Regardless of what subject Spitta starts on, women and weed will eventually wander it’s way into the verse. It’s not a surprise. It’s part of the train-of-thought nature of his style and the reason there isn’t a track longer than four minutes and 48 seconds on any of his last four projects: his content is so focused that anything extra is an overkill. His lazy, unconventional flow adds just enough depth to require dissection to keep up, yet the outcome is always predictable. There’s rarely a surprise ending so the production becomes infinitely more important to overall replay value, and Spitta’s ear for beats is far from suspect.
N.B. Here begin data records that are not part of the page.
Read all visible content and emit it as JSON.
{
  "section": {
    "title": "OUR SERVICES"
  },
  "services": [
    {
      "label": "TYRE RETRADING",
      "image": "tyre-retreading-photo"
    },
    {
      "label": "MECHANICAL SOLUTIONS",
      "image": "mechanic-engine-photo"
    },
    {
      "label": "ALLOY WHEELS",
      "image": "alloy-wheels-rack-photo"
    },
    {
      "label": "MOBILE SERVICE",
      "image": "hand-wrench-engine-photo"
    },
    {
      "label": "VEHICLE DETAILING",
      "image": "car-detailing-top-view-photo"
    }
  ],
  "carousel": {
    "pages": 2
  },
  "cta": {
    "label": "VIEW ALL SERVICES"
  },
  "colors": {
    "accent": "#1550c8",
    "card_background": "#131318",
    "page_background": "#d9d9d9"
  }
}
Ski Beatz and The Senseis laced the album with eight of the thirteen track album’s bluesy, smoked-out sound bed, delivering the foundation for the other half of what makes Pilot Talk 2 engaging. “Montreux,” with it’s organ keys, be-bop high hats and culminating horn section feels like Jazz night at B.B. Kings or, as it’s title is derived, The Montreux in New Orleans.
Curren$y’s unabashedly brash commentary rambles lovely over “A Gee”’s flat electric chords and the uplifting horns on “Highed Up” appropriately elevate Spitta’s hazy octave. The Monsta Beatz produced, “Famous”, works somehow despite sounding like the theme music to 1980s TV drama, Moonlighting. The piano keys on “Silence” fall short even though it’s the album’s lone sonic detour. Not only does it feel out of place with the Bourbon Street groove maintained throughout the LP, but it’s drowsy pace combined with McKenzie Eddy’s whiny hook damn-near induces a weed nap.
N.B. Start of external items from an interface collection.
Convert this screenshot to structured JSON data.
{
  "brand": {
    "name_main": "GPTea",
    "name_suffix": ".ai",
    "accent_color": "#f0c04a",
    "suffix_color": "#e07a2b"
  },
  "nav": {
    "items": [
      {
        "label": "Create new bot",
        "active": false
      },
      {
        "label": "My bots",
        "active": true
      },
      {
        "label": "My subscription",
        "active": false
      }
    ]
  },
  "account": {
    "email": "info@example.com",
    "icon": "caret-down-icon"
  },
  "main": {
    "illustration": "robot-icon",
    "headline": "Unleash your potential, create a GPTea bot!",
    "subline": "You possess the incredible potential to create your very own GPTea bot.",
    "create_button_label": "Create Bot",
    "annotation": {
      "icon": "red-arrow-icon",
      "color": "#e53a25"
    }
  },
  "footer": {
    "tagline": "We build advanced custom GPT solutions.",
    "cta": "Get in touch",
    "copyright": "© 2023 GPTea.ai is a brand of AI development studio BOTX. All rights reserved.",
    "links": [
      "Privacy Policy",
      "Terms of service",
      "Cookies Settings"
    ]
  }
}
Curren$y sounds at home over the left-of-center, blues-like production featured on Pilot Talk 2. While similar in feel to it’s predecessor, Pilot Talk, this follow-up is much less commercial in approach. The backdrop, though sometimes redundant, is more intimate, substituting any real peaks of audio genius for a solid, cohesive chilled-out-smoke-and-float ambiance. Raekwon on the “Michael Knight (Remix)” -- which differs only with the inclusion of The Chef’s verse, clogging the album with essentially the same song twice -- is the lone name guest appearance this time around. Unfortunately, Young Roddy, Trademark Da Skydiver and Fiend do little to erase the memory of Snoop Dogg, Jay Electronica, Devin The Dude, Mos Def, Big K.R.I.T., Wiz Khalifa on the original. All three seem unnecessary considering how they showed up only to deliver unmemorable verses. Curren$y is less of a lyricist kicking weighty bars and picturesque stanzas and convoluted enigmas, but rather the exact opposite. On Pilot Talk 2, he’s more of a mood: a visceral rapper spitting in unpredictable flows and weeded-out ramblings that connect over jazzy high hats and bluesy arrangements. Expected or otherwise, sometimes that’s all that’s needed.